Businesses are getting involved too, by sponsoring student internships and by sharing their expertise with local educational institutions. As a professor at a major US research university, my students and I recently had the opportunity to visit one such business, the Proximity Hotel in Greensboro, North Carolina.
The Proximity is possibly the greenest hotel in the US, if not the world. It was the first US hotel to earn the Leadership in Energy and Environmental Design organization’s highest Platinum rating, and its accomplishments are impressive: a 40 percent reduction in energy costs compared with other hotels of the same size, 30 percent less water use, and 100 percent recovery of its energy efficiency investment costs in less than two years. (In just the first year, the 7,000 USD spent on water saving products during construction was more than offset by a 13,000 USD reduction in water utility costs.)
Convinced that a green hotel could be both comfortable and profitable, the developers included a wide range of innovative design features and state-of-the-art technologies. (See a detailed list by clicking here.) Impressed by the hotel’s accomplishments, President Obama selected the Proximity as his home base during a recent visit to central North Carolina.
The technology in use at the hotel is impressive, but there were other, more important, lessons for my students.
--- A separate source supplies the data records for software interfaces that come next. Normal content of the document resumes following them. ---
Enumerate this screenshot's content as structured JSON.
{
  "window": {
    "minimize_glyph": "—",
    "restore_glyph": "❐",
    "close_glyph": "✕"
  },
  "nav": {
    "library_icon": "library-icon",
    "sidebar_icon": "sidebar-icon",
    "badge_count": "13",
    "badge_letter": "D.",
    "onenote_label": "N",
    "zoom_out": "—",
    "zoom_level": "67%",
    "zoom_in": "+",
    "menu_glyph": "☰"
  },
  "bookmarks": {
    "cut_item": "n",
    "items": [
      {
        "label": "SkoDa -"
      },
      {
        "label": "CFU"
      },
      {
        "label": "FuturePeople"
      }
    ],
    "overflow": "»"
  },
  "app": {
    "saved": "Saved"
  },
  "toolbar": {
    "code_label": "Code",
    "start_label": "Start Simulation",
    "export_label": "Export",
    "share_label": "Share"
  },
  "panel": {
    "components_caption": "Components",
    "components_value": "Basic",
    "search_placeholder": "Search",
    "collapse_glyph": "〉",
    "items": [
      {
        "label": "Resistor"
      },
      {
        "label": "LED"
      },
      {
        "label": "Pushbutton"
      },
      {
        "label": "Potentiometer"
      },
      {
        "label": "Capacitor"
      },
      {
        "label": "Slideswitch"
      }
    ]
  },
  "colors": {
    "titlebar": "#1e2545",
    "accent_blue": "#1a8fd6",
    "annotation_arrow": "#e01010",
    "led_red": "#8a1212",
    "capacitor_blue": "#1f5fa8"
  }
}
Perhaps the most important lesson was that running a green business isn’t just about protecting the environment and preserving our natural resources; being green also makes good business sense. In this regard, the hotel is a huge success, with a steady stream of guests, weddings, business meetings, and other events.
Another important lesson for my students was that green, energy-efficient buildings can also be eminently comfortable, thanks to their big windows, natural lighting, and fresh air. Also, many clients feel good about frequenting a business that puts a premium on environmental stewardship.
Students at North Carolina A&T State University
Businesses like the Proximity have been reaching out to their communities, helping educate students and the public about renewable energy and green buildings. The visionaries who conceived of the Proximity’s business model got it just right – green is not only good for the environment, it’s good business too!